[Excerpts from an interface dataset]
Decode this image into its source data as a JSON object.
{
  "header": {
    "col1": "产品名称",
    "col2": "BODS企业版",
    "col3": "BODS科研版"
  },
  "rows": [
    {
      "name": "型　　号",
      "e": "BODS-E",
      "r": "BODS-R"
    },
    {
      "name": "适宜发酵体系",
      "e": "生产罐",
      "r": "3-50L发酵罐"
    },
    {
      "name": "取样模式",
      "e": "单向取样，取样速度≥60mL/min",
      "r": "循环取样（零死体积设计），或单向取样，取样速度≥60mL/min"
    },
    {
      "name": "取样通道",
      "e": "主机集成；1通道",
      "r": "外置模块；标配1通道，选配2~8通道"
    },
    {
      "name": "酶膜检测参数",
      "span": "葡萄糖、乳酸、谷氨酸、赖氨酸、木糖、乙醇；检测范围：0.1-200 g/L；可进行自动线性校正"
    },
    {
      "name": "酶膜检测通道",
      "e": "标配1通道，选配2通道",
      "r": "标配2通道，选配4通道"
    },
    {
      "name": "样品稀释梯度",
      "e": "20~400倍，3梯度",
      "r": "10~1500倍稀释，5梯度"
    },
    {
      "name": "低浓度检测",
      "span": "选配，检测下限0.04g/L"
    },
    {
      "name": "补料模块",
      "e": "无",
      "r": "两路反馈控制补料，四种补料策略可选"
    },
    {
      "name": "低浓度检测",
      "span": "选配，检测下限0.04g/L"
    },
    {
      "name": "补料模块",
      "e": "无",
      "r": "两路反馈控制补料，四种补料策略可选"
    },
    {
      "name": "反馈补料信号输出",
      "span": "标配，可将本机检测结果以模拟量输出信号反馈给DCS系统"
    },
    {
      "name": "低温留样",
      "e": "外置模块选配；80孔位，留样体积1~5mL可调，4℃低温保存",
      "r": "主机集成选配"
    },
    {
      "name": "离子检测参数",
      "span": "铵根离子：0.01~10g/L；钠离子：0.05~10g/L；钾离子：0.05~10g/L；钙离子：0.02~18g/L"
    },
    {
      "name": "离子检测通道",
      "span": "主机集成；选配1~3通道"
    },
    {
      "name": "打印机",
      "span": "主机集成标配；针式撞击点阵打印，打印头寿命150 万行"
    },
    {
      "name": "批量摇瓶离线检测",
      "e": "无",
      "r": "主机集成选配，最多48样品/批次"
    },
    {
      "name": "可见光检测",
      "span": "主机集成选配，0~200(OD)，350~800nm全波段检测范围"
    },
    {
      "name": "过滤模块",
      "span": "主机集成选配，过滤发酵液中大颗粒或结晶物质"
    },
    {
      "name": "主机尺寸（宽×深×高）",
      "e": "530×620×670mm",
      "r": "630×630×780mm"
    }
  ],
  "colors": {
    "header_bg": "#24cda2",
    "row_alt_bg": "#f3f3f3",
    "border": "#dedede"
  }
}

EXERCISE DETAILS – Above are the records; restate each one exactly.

TASK OUTPUT –
Decode this image into its source data as a JSON object.
{
  "header": {
    "col1": "产品名称",
    "col2": "BODS企业版",
    "col3": "BODS科研版"
  },
  "rows": [
    {
      "name": "型　　号",
      "e": "BODS-E",
      "r": "BODS-R"
    },
    {
      "name": "适宜发酵体系",
      "e": "生产罐",
      "r": "3-50L发酵罐"
    },
    {
      "name": "取样模式",
      "e": "单向取样，取样速度≥60mL/min",
      "r": "循环取样（零死体积设计），或单向取样，取样速度≥60mL/min"
    },
    {
      "name": "取样通道",
      "e": "主机集成；1通道",
      "r": "外置模块；标配1通道，选配2~8通道"
    },
    {
      "name": "酶膜检测参数",
      "span": "葡萄糖、乳酸、谷氨酸、赖氨酸、木糖、乙醇；检测范围：0.1-200 g/L；可进行自动线性校正"
    },
    {
      "name": "酶膜检测通道",
      "e": "标配1通道，选配2通道",
      "r": "标配2通道，选配4通道"
    },
    {
      "name": "样品稀释梯度",
      "e": "20~400倍，3梯度",
      "r": "10~1500倍稀释，5梯度"
    },
    {
      "name": "低浓度检测",
      "span": "选配，检测下限0.04g/L"
    },
    {
      "name": "补料模块",
      "e": "无",
      "r": "两路反馈控制补料，四种补料策略可选"
    },
    {
      "name": "低浓度检测",
      "span": "选配，检测下限0.04g/L"
    },
    {
      "name": "补料模块",
      "e": "无",
      "r": "两路反馈控制补料，四种补料策略可选"
    },
    {
      "name": "反馈补料信号输出",
      "span": "标配，可将本机检测结果以模拟量输出信号反馈给DCS系统"
    },
    {
      "name": "低温留样",
      "e": "外置模块选配；80孔位，留样体积1~5mL可调，4℃低温保存",
      "r": "主机集成选配"
    },
    {
      "name": "离子检测参数",
      "span": "铵根离子：0.01~10g/L；钠离子：0.05~10g/L；钾离子：0.05~10g/L；钙离子：0.02~18g/L"
    },
    {
      "name": "离子检测通道",
      "span": "主机集成；选配1~3通道"
    },
    {
      "name": "打印机",
      "span": "主机集成标配；针式撞击点阵打印，打印头寿命150 万行"
    },
    {
      "name": "批量摇瓶离线检测",
      "e": "无",
      "r": "主机集成选配，最多48样品/批次"
    },
    {
      "name": "可见光检测",
      "span": "主机集成选配，0~200(OD)，350~800nm全波段检测范围"
    },
    {
      "name": "过滤模块",
      "span": "主机集成选配，过滤发酵液中大颗粒或结晶物质"
    },
    {
      "name": "主机尺寸（宽×深×高）",
      "e": "530×620×670mm",
      "r": "630×630×780mm"
    }
  ],
  "colors": {
    "header_bg": "#24cda2",
    "row_alt_bg": "#f3f3f3",
    "border": "#dedede"
  }
}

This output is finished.